Required action |
Restate the listing below word for word, omitting any images.

Provided records |
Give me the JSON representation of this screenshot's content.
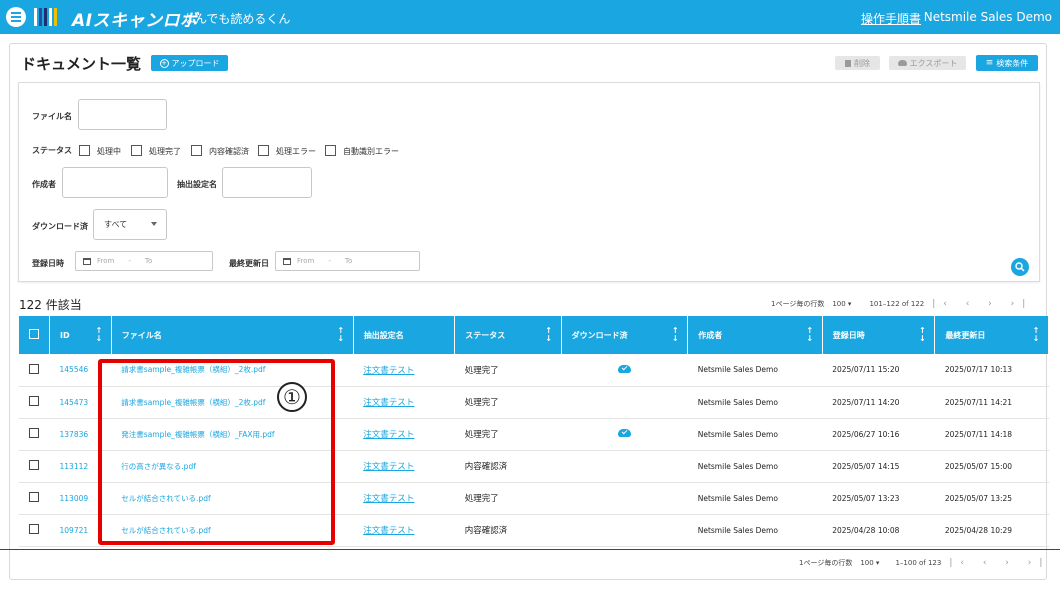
{
  "header": {
    "brand_name": "AIスキャンロボ",
    "brand_tagline": "なんでも読めるくん",
    "manual_link": "操作手順書",
    "user_name": "Netsmile Sales Demo"
  },
  "page": {
    "title": "ドキュメント一覧",
    "upload_label": "アップロード",
    "delete_label": "削除",
    "export_label": "エクスポート",
    "search_conditions_label": "検索条件"
  },
  "filters": {
    "file_name_label": "ファイル名",
    "status_label": "ステータス",
    "status_options": [
      "処理中",
      "処理完了",
      "内容確認済",
      "処理エラー",
      "自動識別エラー"
    ],
    "creator_label": "作成者",
    "extraction_setting_label": "抽出設定名",
    "downloaded_label": "ダウンロード済",
    "downloaded_value": "すべて",
    "registered_label": "登録日時",
    "updated_label": "最終更新日",
    "from_placeholder": "From",
    "to_placeholder": "To",
    "range_sep": "-"
  },
  "results": {
    "count_text": "122 件該当",
    "rows_per_page_label": "1ページ毎の行数",
    "rows_per_page_value": "100",
    "range_text": "101–122 of 122"
  },
  "table": {
    "headers": [
      "ID",
      "ファイル名",
      "抽出設定名",
      "ステータス",
      "ダウンロード済",
      "作成者",
      "登録日時",
      "最終更新日"
    ],
    "rows": [
      {
        "id": "145546",
        "file": "請求書sample_複雑帳票（横組）_2枚.pdf",
        "setting": "注文書テスト",
        "status": "処理完了",
        "downloaded": true,
        "creator": "Netsmile Sales Demo",
        "registered": "2025/07/11 15:20",
        "updated": "2025/07/17 10:13"
      },
      {
        "id": "145473",
        "file": "請求書sample_複雑帳票（横組）_2枚.pdf",
        "setting": "注文書テスト",
        "status": "処理完了",
        "downloaded": false,
        "creator": "Netsmile Sales Demo",
        "registered": "2025/07/11 14:20",
        "updated": "2025/07/11 14:21"
      },
      {
        "id": "137836",
        "file": "発注書sample_複雑帳票（横組）_FAX用.pdf",
        "setting": "注文書テスト",
        "status": "処理完了",
        "downloaded": true,
        "creator": "Netsmile Sales Demo",
        "registered": "2025/06/27 10:16",
        "updated": "2025/07/11 14:18"
      },
      {
        "id": "113112",
        "file": "行の高さが異なる.pdf",
        "setting": "注文書テスト",
        "status": "内容確認済",
        "downloaded": false,
        "creator": "Netsmile Sales Demo",
        "registered": "2025/05/07 14:15",
        "updated": "2025/05/07 15:00"
      },
      {
        "id": "113009",
        "file": "セルが結合されている.pdf",
        "setting": "注文書テスト",
        "status": "処理完了",
        "downloaded": false,
        "creator": "Netsmile Sales Demo",
        "registered": "2025/05/07 13:23",
        "updated": "2025/05/07 13:25"
      },
      {
        "id": "109721",
        "file": "セルが結合されている.pdf",
        "setting": "注文書テスト",
        "status": "内容確認済",
        "downloaded": false,
        "creator": "Netsmile Sales Demo",
        "registered": "2025/04/28 10:08",
        "updated": "2025/04/28 10:29"
      }
    ]
  },
  "footer_pager": {
    "rows_per_page_label": "1ページ毎の行数",
    "rows_per_page_value": "100",
    "range_text": "1–100 of 123"
  },
  "annotation": {
    "marker": "①",
    "color": "#e60000"
  },
  "colors": {
    "accent": "#1aa6e0"
  }
}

Answer section |
Give me the JSON representation of this screenshot's content.
{
  "header": {
    "brand_name": "AIスキャンロボ",
    "brand_tagline": "なんでも読めるくん",
    "manual_link": "操作手順書",
    "user_name": "Netsmile Sales Demo"
  },
  "page": {
    "title": "ドキュメント一覧",
    "upload_label": "アップロード",
    "delete_label": "削除",
    "export_label": "エクスポート",
    "search_conditions_label": "検索条件"
  },
  "filters": {
    "file_name_label": "ファイル名",
    "status_label": "ステータス",
    "status_options": [
      "処理中",
      "処理完了",
      "内容確認済",
      "処理エラー",
      "自動識別エラー"
    ],
    "creator_label": "作成者",
    "extraction_setting_label": "抽出設定名",
    "downloaded_label": "ダウンロード済",
    "downloaded_value": "すべて",
    "registered_label": "登録日時",
    "updated_label": "最終更新日",
    "from_placeholder": "From",
    "to_placeholder": "To",
    "range_sep": "-"
  },
  "results": {
    "count_text": "122 件該当",
    "rows_per_page_label": "1ページ毎の行数",
    "rows_per_page_value": "100",
    "range_text": "101–122 of 122"
  },
  "table": {
    "headers": [
      "ID",
      "ファイル名",
      "抽出設定名",
      "ステータス",
      "ダウンロード済",
      "作成者",
      "登録日時",
      "最終更新日"
    ],
    "rows": [
      {
        "id": "145546",
        "file": "請求書sample_複雑帳票（横組）_2枚.pdf",
        "setting": "注文書テスト",
        "status": "処理完了",
        "downloaded": true,
        "creator": "Netsmile Sales Demo",
        "registered": "2025/07/11 15:20",
        "updated": "2025/07/17 10:13"
      },
      {
        "id": "145473",
        "file": "請求書sample_複雑帳票（横組）_2枚.pdf",
        "setting": "注文書テスト",
        "status": "処理完了",
        "downloaded": false,
        "creator": "Netsmile Sales Demo",
        "registered": "2025/07/11 14:20",
        "updated": "2025/07/11 14:21"
      },
      {
        "id": "137836",
        "file": "発注書sample_複雑帳票（横組）_FAX用.pdf",
        "setting": "注文書テスト",
        "status": "処理完了",
        "downloaded": true,
        "creator": "Netsmile Sales Demo",
        "registered": "2025/06/27 10:16",
        "updated": "2025/07/11 14:18"
      },
      {
        "id": "113112",
        "file": "行の高さが異なる.pdf",
        "setting": "注文書テスト",
        "status": "内容確認済",
        "downloaded": false,
        "creator": "Netsmile Sales Demo",
        "registered": "2025/05/07 14:15",
        "updated": "2025/05/07 15:00"
      },
      {
        "id": "113009",
        "file": "セルが結合されている.pdf",
        "setting": "注文書テスト",
        "status": "処理完了",
        "downloaded": false,
        "creator": "Netsmile Sales Demo",
        "registered": "2025/05/07 13:23",
        "updated": "2025/05/07 13:25"
      },
      {
        "id": "109721",
        "file": "セルが結合されている.pdf",
        "setting": "注文書テスト",
        "status": "内容確認済",
        "downloaded": false,
        "creator": "Netsmile Sales Demo",
        "registered": "2025/04/28 10:08",
        "updated": "2025/04/28 10:29"
      }
    ]
  },
  "footer_pager": {
    "rows_per_page_label": "1ページ毎の行数",
    "rows_per_page_value": "100",
    "range_text": "1–100 of 123"
  },
  "annotation": {
    "marker": "①",
    "color": "#e60000"
  },
  "colors": {
    "accent": "#1aa6e0"
  }
}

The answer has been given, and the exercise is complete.